==== Material provided ====

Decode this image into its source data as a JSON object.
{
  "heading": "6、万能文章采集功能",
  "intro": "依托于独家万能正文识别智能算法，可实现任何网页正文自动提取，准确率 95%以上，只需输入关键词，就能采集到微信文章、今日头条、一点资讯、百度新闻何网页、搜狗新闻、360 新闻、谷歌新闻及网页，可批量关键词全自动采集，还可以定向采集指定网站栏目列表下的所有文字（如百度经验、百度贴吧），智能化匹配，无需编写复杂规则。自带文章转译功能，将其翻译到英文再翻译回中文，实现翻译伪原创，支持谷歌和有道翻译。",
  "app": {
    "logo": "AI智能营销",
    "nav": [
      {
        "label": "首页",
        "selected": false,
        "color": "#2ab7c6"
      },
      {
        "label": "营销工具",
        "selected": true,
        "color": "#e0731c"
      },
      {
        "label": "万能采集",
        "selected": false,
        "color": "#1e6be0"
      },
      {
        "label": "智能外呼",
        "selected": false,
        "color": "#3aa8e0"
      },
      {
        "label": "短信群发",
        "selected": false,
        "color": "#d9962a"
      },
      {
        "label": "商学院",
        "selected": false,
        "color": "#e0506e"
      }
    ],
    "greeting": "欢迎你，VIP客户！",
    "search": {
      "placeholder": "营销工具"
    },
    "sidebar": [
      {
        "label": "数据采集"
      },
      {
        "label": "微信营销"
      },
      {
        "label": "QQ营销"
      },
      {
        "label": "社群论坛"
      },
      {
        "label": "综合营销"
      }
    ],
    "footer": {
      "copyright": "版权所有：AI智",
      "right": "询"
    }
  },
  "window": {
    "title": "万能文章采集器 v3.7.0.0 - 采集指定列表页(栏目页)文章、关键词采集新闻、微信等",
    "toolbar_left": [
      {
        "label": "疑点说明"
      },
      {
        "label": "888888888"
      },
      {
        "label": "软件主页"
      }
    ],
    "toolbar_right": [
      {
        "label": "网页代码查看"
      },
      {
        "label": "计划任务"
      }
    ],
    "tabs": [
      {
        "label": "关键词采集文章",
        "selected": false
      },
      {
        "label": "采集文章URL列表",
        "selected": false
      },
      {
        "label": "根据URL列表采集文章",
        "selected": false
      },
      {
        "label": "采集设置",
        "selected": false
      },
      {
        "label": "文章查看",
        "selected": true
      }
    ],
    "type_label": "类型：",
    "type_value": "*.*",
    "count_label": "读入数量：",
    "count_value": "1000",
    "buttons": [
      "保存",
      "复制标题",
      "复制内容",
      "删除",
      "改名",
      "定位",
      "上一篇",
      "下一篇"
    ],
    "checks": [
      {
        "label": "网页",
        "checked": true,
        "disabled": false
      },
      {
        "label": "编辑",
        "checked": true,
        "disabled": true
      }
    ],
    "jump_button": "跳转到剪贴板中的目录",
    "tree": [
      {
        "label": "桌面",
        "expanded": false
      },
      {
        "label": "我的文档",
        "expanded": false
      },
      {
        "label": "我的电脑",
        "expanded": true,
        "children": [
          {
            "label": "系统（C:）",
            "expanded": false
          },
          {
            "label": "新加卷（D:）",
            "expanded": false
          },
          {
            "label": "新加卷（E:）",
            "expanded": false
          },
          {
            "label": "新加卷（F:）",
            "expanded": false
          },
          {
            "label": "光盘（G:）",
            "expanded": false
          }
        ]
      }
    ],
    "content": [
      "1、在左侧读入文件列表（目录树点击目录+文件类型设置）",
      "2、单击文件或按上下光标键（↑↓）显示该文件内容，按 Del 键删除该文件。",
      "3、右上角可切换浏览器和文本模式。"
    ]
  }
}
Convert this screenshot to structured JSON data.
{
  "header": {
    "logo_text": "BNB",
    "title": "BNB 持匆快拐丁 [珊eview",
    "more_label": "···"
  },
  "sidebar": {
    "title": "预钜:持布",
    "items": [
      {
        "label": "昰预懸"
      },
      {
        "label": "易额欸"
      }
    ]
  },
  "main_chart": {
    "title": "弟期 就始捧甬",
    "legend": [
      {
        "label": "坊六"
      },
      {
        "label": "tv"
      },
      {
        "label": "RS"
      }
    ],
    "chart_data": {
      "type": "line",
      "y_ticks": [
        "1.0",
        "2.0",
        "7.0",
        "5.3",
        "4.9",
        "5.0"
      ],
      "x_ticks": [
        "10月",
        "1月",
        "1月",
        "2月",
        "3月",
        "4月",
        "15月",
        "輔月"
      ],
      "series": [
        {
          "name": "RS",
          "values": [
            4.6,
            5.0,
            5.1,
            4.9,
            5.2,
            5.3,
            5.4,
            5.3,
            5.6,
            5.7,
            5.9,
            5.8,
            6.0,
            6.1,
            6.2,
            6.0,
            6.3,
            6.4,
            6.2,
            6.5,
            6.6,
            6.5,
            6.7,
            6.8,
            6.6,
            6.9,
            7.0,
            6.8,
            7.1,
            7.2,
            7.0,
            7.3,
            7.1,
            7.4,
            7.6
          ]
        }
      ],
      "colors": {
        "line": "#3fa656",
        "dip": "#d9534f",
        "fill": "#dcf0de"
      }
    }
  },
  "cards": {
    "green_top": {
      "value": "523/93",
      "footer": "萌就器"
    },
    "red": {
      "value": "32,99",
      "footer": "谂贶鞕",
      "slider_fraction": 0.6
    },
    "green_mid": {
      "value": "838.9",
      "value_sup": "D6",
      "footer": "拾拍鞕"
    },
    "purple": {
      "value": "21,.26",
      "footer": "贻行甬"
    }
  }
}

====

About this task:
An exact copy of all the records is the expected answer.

Response:
Decode this image into its source data as a JSON object.
{
  "heading": "6、万能文章采集功能",
  "intro": "依托于独家万能正文识别智能算法，可实现任何网页正文自动提取，准确率 95%以上，只需输入关键词，就能采集到微信文章、今日头条、一点资讯、百度新闻何网页、搜狗新闻、360 新闻、谷歌新闻及网页，可批量关键词全自动采集，还可以定向采集指定网站栏目列表下的所有文字（如百度经验、百度贴吧），智能化匹配，无需编写复杂规则。自带文章转译功能，将其翻译到英文再翻译回中文，实现翻译伪原创，支持谷歌和有道翻译。",
  "app": {
    "logo": "AI智能营销",
    "nav": [
      {
        "label": "首页",
        "selected": false,
        "color": "#2ab7c6"
      },
      {
        "label": "营销工具",
        "selected": true,
        "color": "#e0731c"
      },
      {
        "label": "万能采集",
        "selected": false,
        "color": "#1e6be0"
      },
      {
        "label": "智能外呼",
        "selected": false,
        "color": "#3aa8e0"
      },
      {
        "label": "短信群发",
        "selected": false,
        "color": "#d9962a"
      },
      {
        "label": "商学院",
        "selected": false,
        "color": "#e0506e"
      }
    ],
    "greeting": "欢迎你，VIP客户！",
    "search": {
      "placeholder": "营销工具"
    },
    "sidebar": [
      {
        "label": "数据采集"
      },
      {
        "label": "微信营销"
      },
      {
        "label": "QQ营销"
      },
      {
        "label": "社群论坛"
      },
      {
        "label": "综合营销"
      }
    ],
    "footer": {
      "copyright": "版权所有：AI智",
      "right": "询"
    }
  },
  "window": {
    "title": "万能文章采集器 v3.7.0.0 - 采集指定列表页(栏目页)文章、关键词采集新闻、微信等",
    "toolbar_left": [
      {
        "label": "疑点说明"
      },
      {
        "label": "888888888"
      },
      {
        "label": "软件主页"
      }
    ],
    "toolbar_right": [
      {
        "label": "网页代码查看"
      },
      {
        "label": "计划任务"
      }
    ],
    "tabs": [
      {
        "label": "关键词采集文章",
        "selected": false
      },
      {
        "label": "采集文章URL列表",
        "selected": false
      },
      {
        "label": "根据URL列表采集文章",
        "selected": false
      },
      {
        "label": "采集设置",
        "selected": false
      },
      {
        "label": "文章查看",
        "selected": true
      }
    ],
    "type_label": "类型：",
    "type_value": "*.*",
    "count_label": "读入数量：",
    "count_value": "1000",
    "buttons": [
      "保存",
      "复制标题",
      "复制内容",
      "删除",
      "改名",
      "定位",
      "上一篇",
      "下一篇"
    ],
    "checks": [
      {
        "label": "网页",
        "checked": true,
        "disabled": false
      },
      {
        "label": "编辑",
        "checked": true,
        "disabled": true
      }
    ],
    "jump_button": "跳转到剪贴板中的目录",
    "tree": [
      {
        "label": "桌面",
        "expanded": false
      },
      {
        "label": "我的文档",
        "expanded": false
      },
      {
        "label": "我的电脑",
        "expanded": true,
        "children": [
          {
            "label": "系统（C:）",
            "expanded": false
          },
          {
            "label": "新加卷（D:）",
            "expanded": false
          },
          {
            "label": "新加卷（E:）",
            "expanded": false
          },
          {
            "label": "新加卷（F:）",
            "expanded": false
          },
          {
            "label": "光盘（G:）",
            "expanded": false
          }
        ]
      }
    ],
    "content": [
      "1、在左侧读入文件列表（目录树点击目录+文件类型设置）",
      "2、单击文件或按上下光标键（↑↓）显示该文件内容，按 Del 键删除该文件。",
      "3、右上角可切换浏览器和文本模式。"
    ]
  }
}
Convert this screenshot to structured JSON data.
{
  "header": {
    "logo_text": "BNB",
    "title": "BNB 持匆快拐丁 [珊eview",
    "more_label": "···"
  },
  "sidebar": {
    "title": "预钜:持布",
    "items": [
      {
        "label": "昰预懸"
      },
      {
        "label": "易额欸"
      }
    ]
  },
  "main_chart": {
    "title": "弟期 就始捧甬",
    "legend": [
      {
        "label": "坊六"
      },
      {
        "label": "tv"
      },
      {
        "label": "RS"
      }
    ],
    "chart_data": {
      "type": "line",
      "y_ticks": [
        "1.0",
        "2.0",
        "7.0",
        "5.3",
        "4.9",
        "5.0"
      ],
      "x_ticks": [
        "10月",
        "1月",
        "1月",
        "2月",
        "3月",
        "4月",
        "15月",
        "輔月"
      ],
      "series": [
        {
          "name": "RS",
          "values": [
            4.6,
            5.0,
            5.1,
            4.9,
            5.2,
            5.3,
            5.4,
            5.3,
            5.6,
            5.7,
            5.9,
            5.8,
            6.0,
            6.1,
            6.2,
            6.0,
            6.3,
            6.4,
            6.2,
            6.5,
            6.6,
            6.5,
            6.7,
            6.8,
            6.6,
            6.9,
            7.0,
            6.8,
            7.1,
            7.2,
            7.0,
            7.3,
            7.1,
            7.4,
            7.6
          ]
        }
      ],
      "colors": {
        "line": "#3fa656",
        "dip": "#d9534f",
        "fill": "#dcf0de"
      }
    }
  },
  "cards": {
    "green_top": {
      "value": "523/93",
      "footer": "萌就器"
    },
    "red": {
      "value": "32,99",
      "footer": "谂贶鞕",
      "slider_fraction": 0.6
    },
    "green_mid": {
      "value": "838.9",
      "value_sup": "D6",
      "footer": "拾拍鞕"
    },
    "purple": {
      "value": "21,.26",
      "footer": "贻行甬"
    }
  }
}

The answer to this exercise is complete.